The world is changing constantly and so are the skills required by an organization’s workforce. Today, we may not know about half the skills we need by 2020 to achieve high performance or be fully employable at the workplace.
New research and constant automation has led to an increase in structure less thinking which creates cognitive dissonance. And although divergent thinking can result in some great insights, you would not want employees to complain about what skills the workforce lacks in general.
For most organizations, learning effectiveness measurements such as retention, application of learning and business impact continue to be constant imperatives.
Often, if not always, companies rush their learning and development initiatives which create lapses in planning effective learning journeys of their employees.
A prime component of a well-executed learning program is increased awareness of potential skills. It is a fundamental requirement for kickstarting an effective learning journey.
By including skills which are either not learned before or those skills to which the workforce is oblivious to, you prepare yourself for future challenges.
For example, your sales force or customer service team might require specific soft skills which they may not be aware about. Imagine a situation where a customer visits your branch office. Your employees at the branch may be oblivious to the importance of mindfulness and that may hamper their ability to greet every walk-in customer.
Lack of self-awareness or mindfulness could potentially result in a poor customer service score for that branch.
It may not be possible to be aware of every skill required completely, but companies can try various approaches for increasing skill awareness.
We have noted five easy steps that any organization can take to create awareness for new skill requirements with ease.

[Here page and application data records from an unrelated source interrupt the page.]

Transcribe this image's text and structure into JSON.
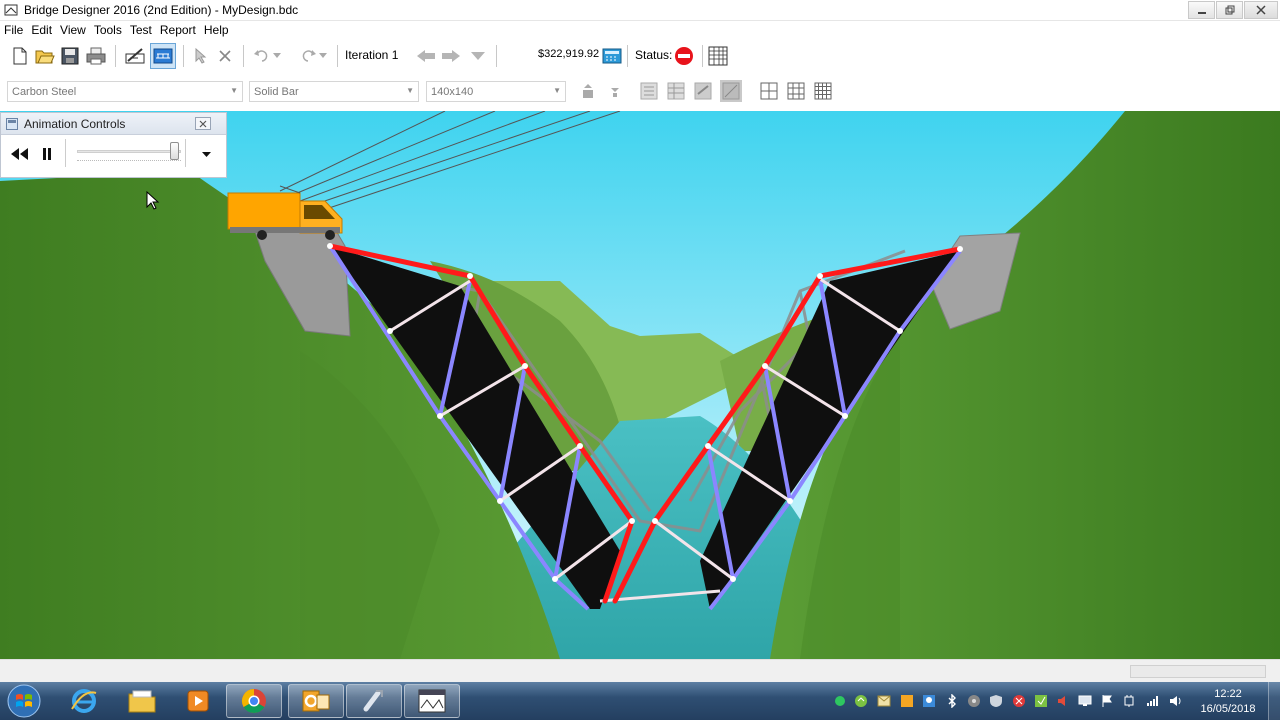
{
  "window": {
    "title": "Bridge Designer 2016 (2nd Edition) - MyDesign.bdc",
    "controls": [
      "minimize",
      "maximize",
      "close"
    ]
  },
  "menu": [
    "File",
    "Edit",
    "View",
    "Tools",
    "Test",
    "Report",
    "Help"
  ],
  "toolbar": {
    "iteration_label": "Iteration 1",
    "cost": "$322,919.92",
    "status_label": "Status:",
    "status_icon": "stop-icon"
  },
  "member_props": {
    "material": "Carbon Steel",
    "cross_section": "Solid Bar",
    "size": "140x140"
  },
  "animation_controls": {
    "title": "Animation Controls",
    "speed_level": 0.9
  },
  "taskbar": {
    "apps": [
      "windows-start",
      "internet-explorer",
      "file-explorer",
      "media-player",
      "chrome",
      "outlook",
      "bridge-designer-launcher",
      "bridge-designer-window"
    ],
    "time": "12:22",
    "date": "16/05/2018"
  },
  "colors": {
    "compression_member": "#ff1a1a",
    "tension_member": "#8080ff",
    "truck": "#ffa500",
    "sky_top": "#44d9f0",
    "river": "#3cb6b8",
    "canyon_green": "#4c8c2c"
  }
}
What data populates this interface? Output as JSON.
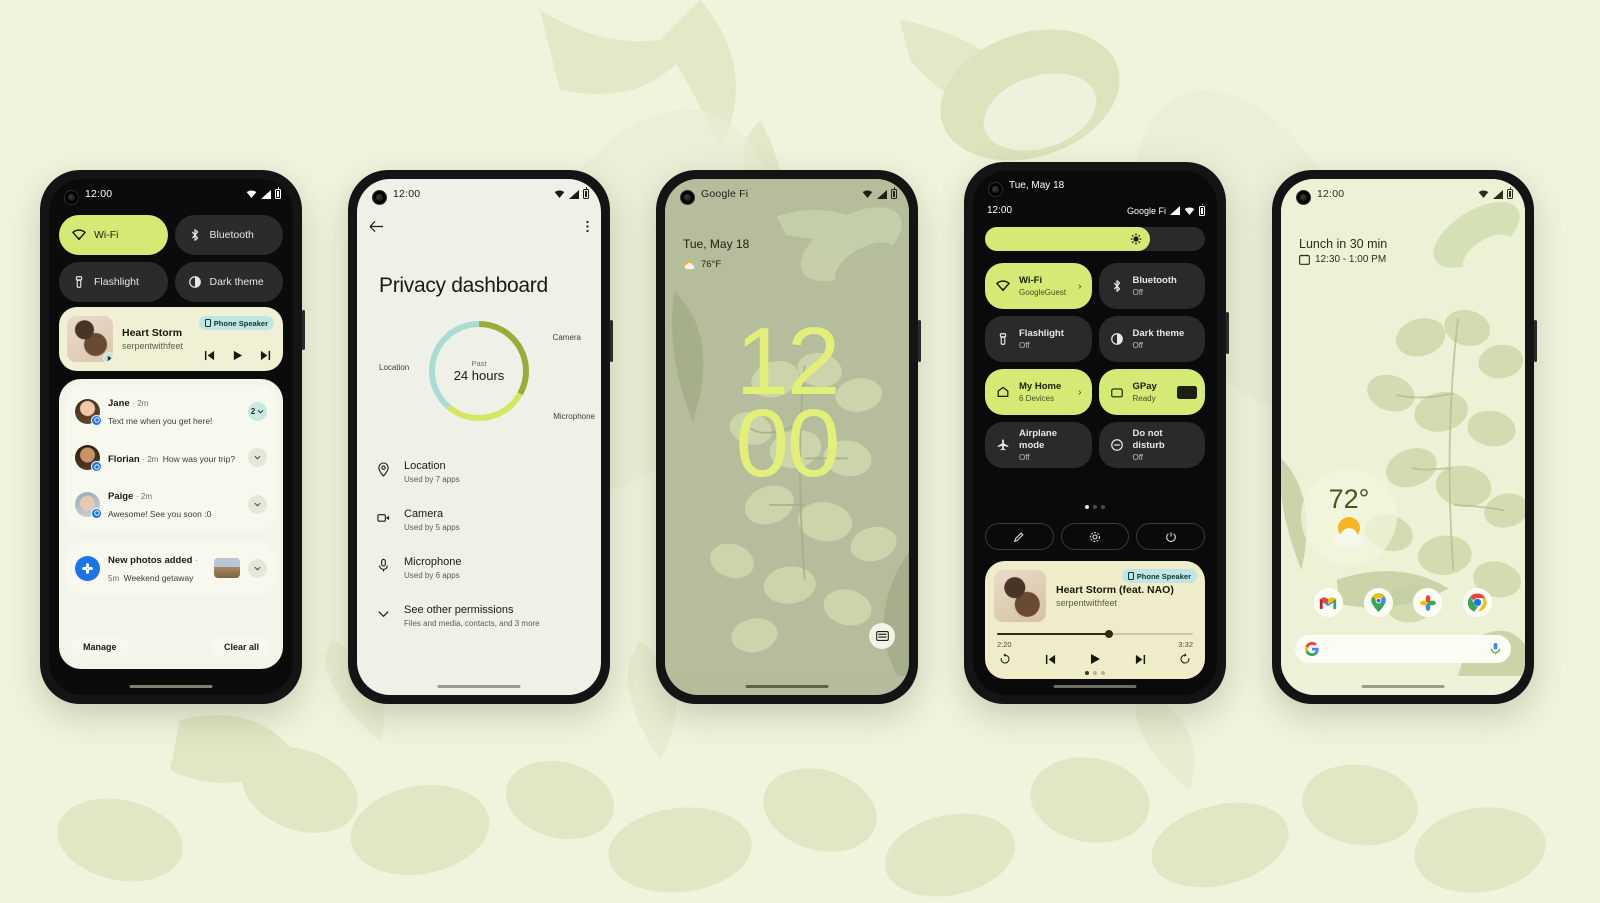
{
  "page": {
    "background_color": "#f1f3dd",
    "accent_color": "#d5ea74",
    "clock_color": "#e2f07a"
  },
  "phone1": {
    "name": "notification-shade",
    "statusbar": {
      "time": "12:00",
      "icons": [
        "wifi-icon",
        "signal-icon",
        "battery-icon"
      ]
    },
    "quick_settings": [
      {
        "label": "Wi-Fi",
        "icon": "wifi-icon",
        "state": "on"
      },
      {
        "label": "Bluetooth",
        "icon": "bluetooth-icon",
        "state": "off"
      },
      {
        "label": "Flashlight",
        "icon": "flashlight-icon",
        "state": "off"
      },
      {
        "label": "Dark theme",
        "icon": "dark-theme-icon",
        "state": "off"
      }
    ],
    "media": {
      "title": "Heart Storm",
      "artist": "serpentwithfeet",
      "output_chip": "Phone Speaker",
      "controls": [
        "previous-track",
        "play",
        "next-track"
      ]
    },
    "notifications": [
      {
        "name": "Jane",
        "time": "2m",
        "message": "Text me when you get here!",
        "badge": "2"
      },
      {
        "name": "Florian",
        "time": "2m",
        "message": "How was your trip?",
        "badge": ""
      },
      {
        "name": "Paige",
        "time": "2m",
        "message": "Awesome! See you soon :0",
        "badge": ""
      }
    ],
    "photo_notification": {
      "title": "New photos added",
      "time": "5m",
      "message": "Weekend getaway"
    },
    "actions": {
      "manage": "Manage",
      "clear_all": "Clear all"
    }
  },
  "phone2": {
    "name": "privacy-dashboard",
    "statusbar": {
      "time": "12:00"
    },
    "title": "Privacy dashboard",
    "donut_center": {
      "caption": "Past",
      "duration": "24 hours"
    },
    "labels": {
      "location": "Location",
      "camera": "Camera",
      "microphone": "Microphone"
    },
    "chart_data": {
      "type": "pie",
      "title": "Privacy dashboard usage, past 24 hours",
      "categories": [
        "Camera",
        "Microphone",
        "Location"
      ],
      "values": [
        33,
        28,
        39
      ],
      "colors": [
        "#9bab3a",
        "#d4e85f",
        "#a9ddd4"
      ],
      "legend_position": "around-donut"
    },
    "permissions": [
      {
        "name": "Location",
        "sub": "Used by 7 apps",
        "icon": "location-pin-icon"
      },
      {
        "name": "Camera",
        "sub": "Used by 5 apps",
        "icon": "camera-icon"
      },
      {
        "name": "Microphone",
        "sub": "Used by 6 apps",
        "icon": "microphone-icon"
      },
      {
        "name": "See other permissions",
        "sub": "Files and media, contacts, and 3 more",
        "icon": "chevron-down-icon"
      }
    ]
  },
  "phone3": {
    "name": "lock-screen",
    "statusbar": {
      "carrier": "Google Fi"
    },
    "date": "Tue, May 18",
    "weather": "76°F",
    "clock_hours": "12",
    "clock_minutes": "00",
    "wallet_icon": "wallet-icon"
  },
  "phone4": {
    "name": "quick-settings-expanded",
    "date": "Tue, May 18",
    "time": "12:00",
    "carrier": "Google Fi",
    "brightness_percent": 75,
    "tiles": [
      {
        "label": "Wi-Fi",
        "sub": "GoogleGuest",
        "icon": "wifi-icon",
        "state": "on",
        "arrow": true
      },
      {
        "label": "Bluetooth",
        "sub": "Off",
        "icon": "bluetooth-icon",
        "state": "off",
        "arrow": false
      },
      {
        "label": "Flashlight",
        "sub": "Off",
        "icon": "flashlight-icon",
        "state": "off",
        "arrow": false
      },
      {
        "label": "Dark theme",
        "sub": "Off",
        "icon": "dark-theme-icon",
        "state": "off",
        "arrow": false
      },
      {
        "label": "My Home",
        "sub": "6 Devices",
        "icon": "home-icon",
        "state": "on",
        "arrow": true
      },
      {
        "label": "GPay",
        "sub": "Ready",
        "icon": "wallet-icon",
        "state": "on",
        "arrow": false
      },
      {
        "label": "Airplane mode",
        "sub": "Off",
        "icon": "airplane-icon",
        "state": "off",
        "arrow": false
      },
      {
        "label": "Do not disturb",
        "sub": "Off",
        "icon": "do-not-disturb-icon",
        "state": "off",
        "arrow": false
      }
    ],
    "footer_buttons": [
      "edit-icon",
      "settings-gear-icon",
      "power-icon"
    ],
    "media": {
      "title": "Heart Storm (feat. NAO)",
      "artist": "serpentwithfeet",
      "output_chip": "Phone Speaker",
      "elapsed": "2:20",
      "total": "3:32",
      "progress_percent": 57,
      "controls": [
        "replay-10",
        "previous-track",
        "play",
        "next-track",
        "forward-30"
      ]
    }
  },
  "phone5": {
    "name": "home-screen",
    "statusbar": {
      "time": "12:00"
    },
    "at_a_glance": {
      "title": "Lunch in 30 min",
      "time_range": "12:30 - 1:00 PM"
    },
    "weather_widget": {
      "temperature": "72°",
      "condition": "partly-sunny"
    },
    "apps": [
      {
        "name": "Gmail",
        "icon": "gmail-icon"
      },
      {
        "name": "Maps",
        "icon": "maps-icon"
      },
      {
        "name": "Photos",
        "icon": "photos-icon"
      },
      {
        "name": "Chrome",
        "icon": "chrome-icon"
      }
    ],
    "search": {
      "icon": "google-g-icon",
      "mic": "microphone-icon",
      "placeholder": ""
    }
  }
}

This approach to learning could create stronger and more effective learning pathways for your employees.
Step 1: Skill awareness empowers experimentation
Curiosity and constant application of experimental learning brings up many possibilities for potential improvements. When you challenge your employees’ know-how with tests and analyze them for their knowledge needs, these skill gaps reveal themselves through the scenarios you emulate. This leads to increased awareness of the skills that your team needs.
Step 2: Case study your way to skill awareness
Case studies are a great way to get to know how different organizations have approached the problems they have faced and solved through increased awareness of skills that were needed to turn the opportunity into a positive business impact.
Step 3: Make your company’s employees culturally aware
Your company’s culture by itself can have the potential to make an employee learn faster and more efficiently. For example, if a well inducted employee is faced with a certain difficulty in handling a client, he/she can rely on the knowhow of the company’s culture to overcome this problem. Thus, through increased awareness of cultural proceedings, your employee identifies these openings and can more easily be aware of critical skills required at various instances in both his / her employee journey as well as the customer journey.
Step 4: Talk to an expert
Speak to as many domain experts you can to be more aware of recent changes in skills development and what the industry needs. Mobilize your networks to understand the necessity of new or emerging skills. In today’s age of decreasing shelf-life of skills, having a network of experts across multiple domains minimizes your chance of missing out on critical new-age skills that your workforce may require.
Step 5: Reflect as much as you can
In our day-to-day hustle and bustle, it’s easy to get carried away and lose sight of perspective. Taking a step back once in a while to reflect on the past and future lends critical perspective that can help you capture skills hitherto not in your “cognitive radar”.
Notably skill development, digital skills and new forms of learning such as microlearning, gamified learning are on everyone’s consideration list. In the ever-growing list of options, it can get quite “noisy” to identify what is required by your workforce and your organization.
The above steps can help you reduce the risk of missing out or not being aware of critical competencies that your workforce ought to possess. They can also help you weed out non-critical or unnecessary skills that may appear good to have, but ultimately not be as useful to your business as you initially perceived.